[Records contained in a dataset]
★ ★ ★ ★

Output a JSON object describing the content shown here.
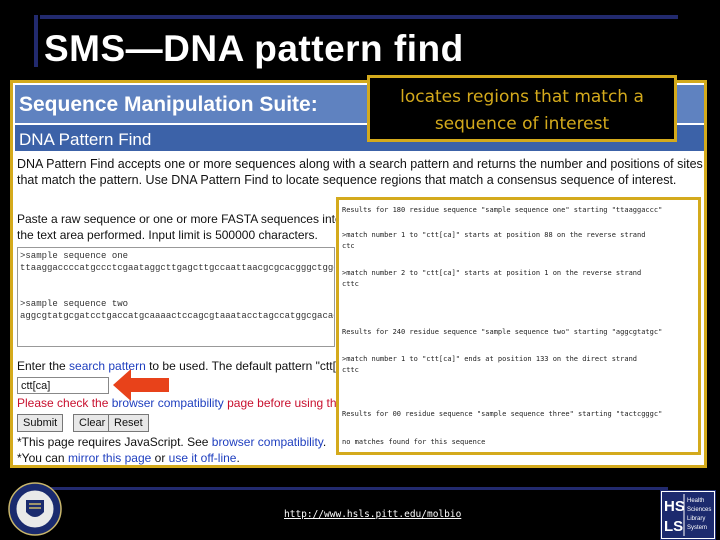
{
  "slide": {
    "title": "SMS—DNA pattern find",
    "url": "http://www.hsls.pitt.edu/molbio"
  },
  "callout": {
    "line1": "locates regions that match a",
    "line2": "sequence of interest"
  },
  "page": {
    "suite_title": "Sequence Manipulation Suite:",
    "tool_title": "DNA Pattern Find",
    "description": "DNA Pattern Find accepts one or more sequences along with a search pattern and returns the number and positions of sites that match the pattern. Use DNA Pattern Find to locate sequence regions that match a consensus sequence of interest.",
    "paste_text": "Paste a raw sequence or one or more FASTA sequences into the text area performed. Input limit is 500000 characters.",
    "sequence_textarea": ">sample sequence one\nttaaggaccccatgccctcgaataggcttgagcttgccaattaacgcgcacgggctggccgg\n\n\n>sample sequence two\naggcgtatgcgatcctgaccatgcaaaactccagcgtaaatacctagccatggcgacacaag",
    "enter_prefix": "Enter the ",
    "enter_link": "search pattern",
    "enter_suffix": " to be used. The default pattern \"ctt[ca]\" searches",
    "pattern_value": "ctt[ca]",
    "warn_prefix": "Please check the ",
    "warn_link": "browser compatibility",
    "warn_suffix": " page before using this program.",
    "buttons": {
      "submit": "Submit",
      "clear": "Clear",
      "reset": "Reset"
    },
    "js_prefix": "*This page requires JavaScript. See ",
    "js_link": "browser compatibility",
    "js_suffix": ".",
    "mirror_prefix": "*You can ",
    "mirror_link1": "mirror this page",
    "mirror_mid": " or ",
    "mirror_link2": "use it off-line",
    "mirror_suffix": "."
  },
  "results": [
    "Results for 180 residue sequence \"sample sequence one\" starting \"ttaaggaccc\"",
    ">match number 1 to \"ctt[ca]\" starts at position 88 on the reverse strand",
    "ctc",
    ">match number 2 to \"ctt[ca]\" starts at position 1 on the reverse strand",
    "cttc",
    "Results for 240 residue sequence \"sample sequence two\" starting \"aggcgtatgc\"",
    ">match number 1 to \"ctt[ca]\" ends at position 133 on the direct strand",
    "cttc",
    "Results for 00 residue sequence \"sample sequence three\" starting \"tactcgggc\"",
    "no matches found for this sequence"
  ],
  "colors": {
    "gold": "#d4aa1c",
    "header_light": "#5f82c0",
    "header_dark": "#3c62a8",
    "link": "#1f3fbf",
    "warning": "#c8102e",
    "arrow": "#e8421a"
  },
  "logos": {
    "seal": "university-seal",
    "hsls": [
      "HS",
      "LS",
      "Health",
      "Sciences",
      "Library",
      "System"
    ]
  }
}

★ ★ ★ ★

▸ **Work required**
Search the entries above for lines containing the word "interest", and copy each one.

▸ **Answer box**
    "line2": "sequence of interest"
    "description": "DNA Pattern Find accepts one or more sequences along with a search pattern and returns the number and positions of sites that match the pattern. Use DNA Pattern Find to locate sequence regions that match a consensus sequence of interest.",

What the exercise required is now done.